▸ **Dataset content**:
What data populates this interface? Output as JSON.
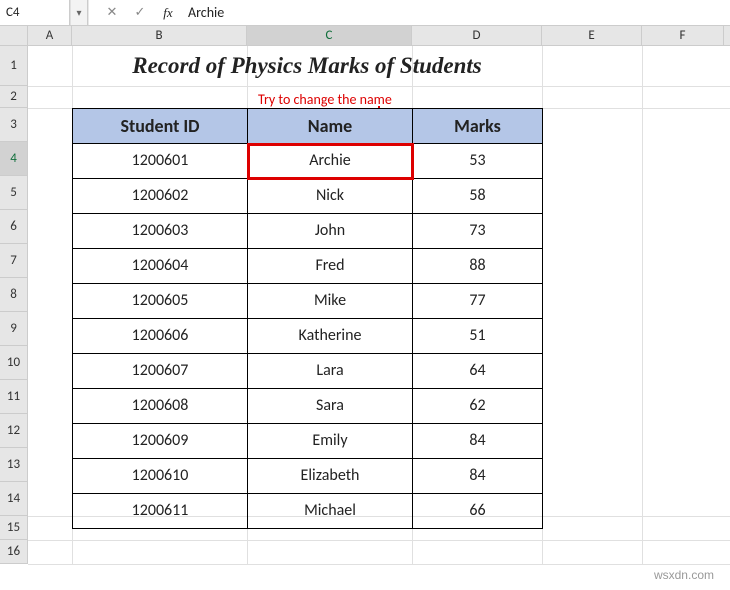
{
  "formula_bar": {
    "cell_ref": "C4",
    "fx_label": "fx",
    "cancel_glyph": "✕",
    "enter_glyph": "✓",
    "dropdown_glyph": "▾",
    "formula_value": "Archie"
  },
  "columns": [
    "A",
    "B",
    "C",
    "D",
    "E",
    "F"
  ],
  "selected_column": "C",
  "rows": [
    "1",
    "2",
    "3",
    "4",
    "5",
    "6",
    "7",
    "8",
    "9",
    "10",
    "11",
    "12",
    "13",
    "14",
    "15",
    "16"
  ],
  "selected_row": "4",
  "title": "Record of Physics Marks of Students",
  "annotation_text": "Try to change the name",
  "headers": {
    "student_id": "Student ID",
    "name": "Name",
    "marks": "Marks"
  },
  "data_rows": [
    {
      "id": "1200601",
      "name": "Archie",
      "marks": "53"
    },
    {
      "id": "1200602",
      "name": "Nick",
      "marks": "58"
    },
    {
      "id": "1200603",
      "name": "John",
      "marks": "73"
    },
    {
      "id": "1200604",
      "name": "Fred",
      "marks": "88"
    },
    {
      "id": "1200605",
      "name": "Mike",
      "marks": "77"
    },
    {
      "id": "1200606",
      "name": "Katherine",
      "marks": "51"
    },
    {
      "id": "1200607",
      "name": "Lara",
      "marks": "64"
    },
    {
      "id": "1200608",
      "name": "Sara",
      "marks": "62"
    },
    {
      "id": "1200609",
      "name": "Emily",
      "marks": "84"
    },
    {
      "id": "1200610",
      "name": "Elizabeth",
      "marks": "84"
    },
    {
      "id": "1200611",
      "name": "Michael",
      "marks": "66"
    }
  ],
  "watermark": "wsxdn.com"
}
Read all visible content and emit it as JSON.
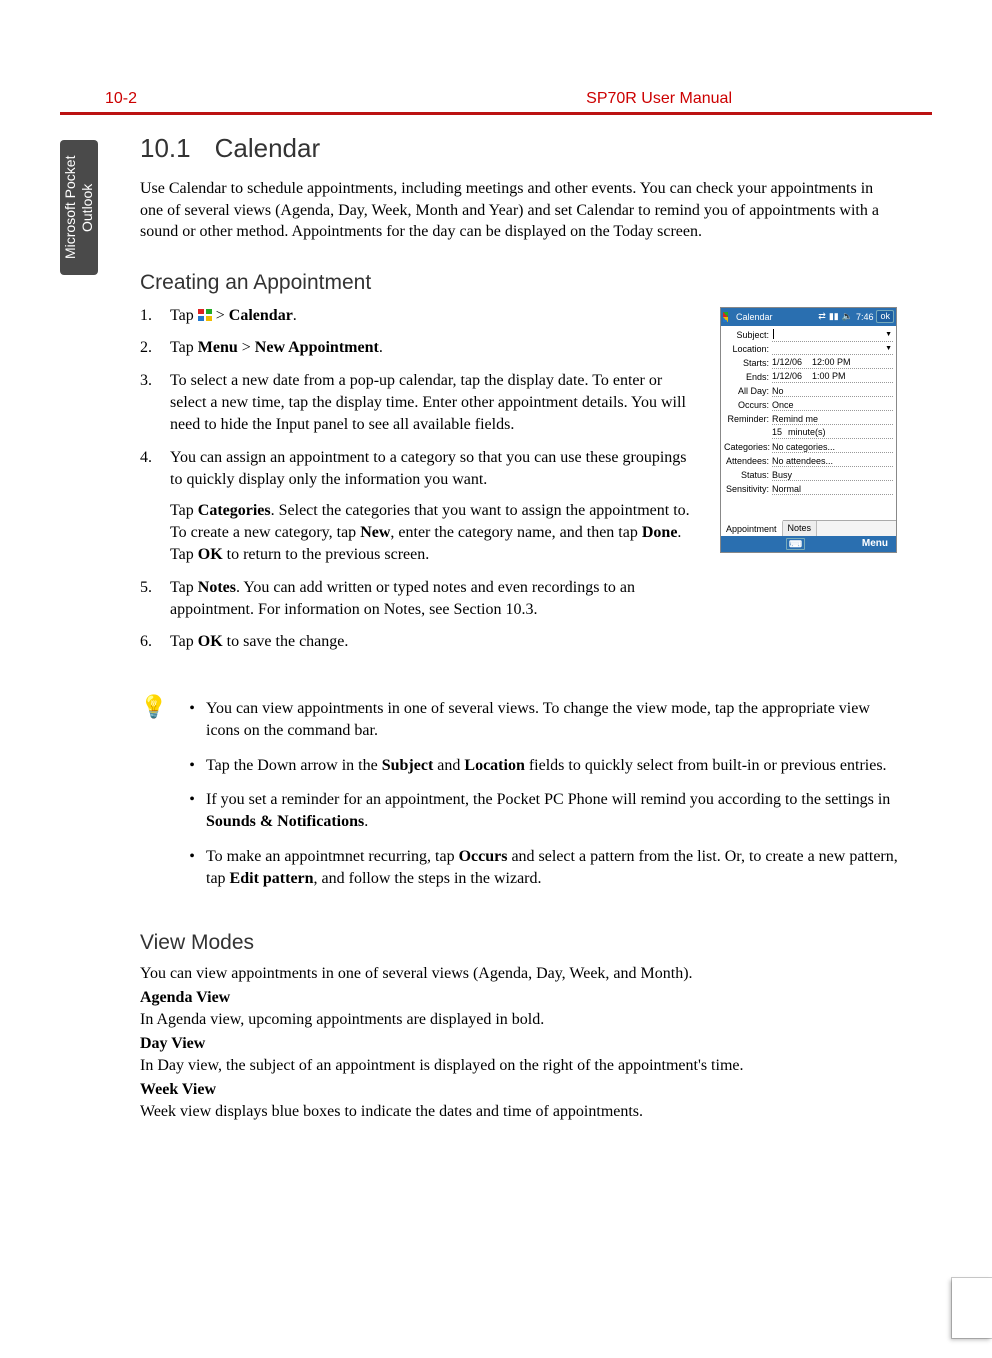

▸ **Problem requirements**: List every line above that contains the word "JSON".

▸ **Result of this exercise**:
What data populates this interface? Output as JSON.
Read all visible content and emit it as JSON.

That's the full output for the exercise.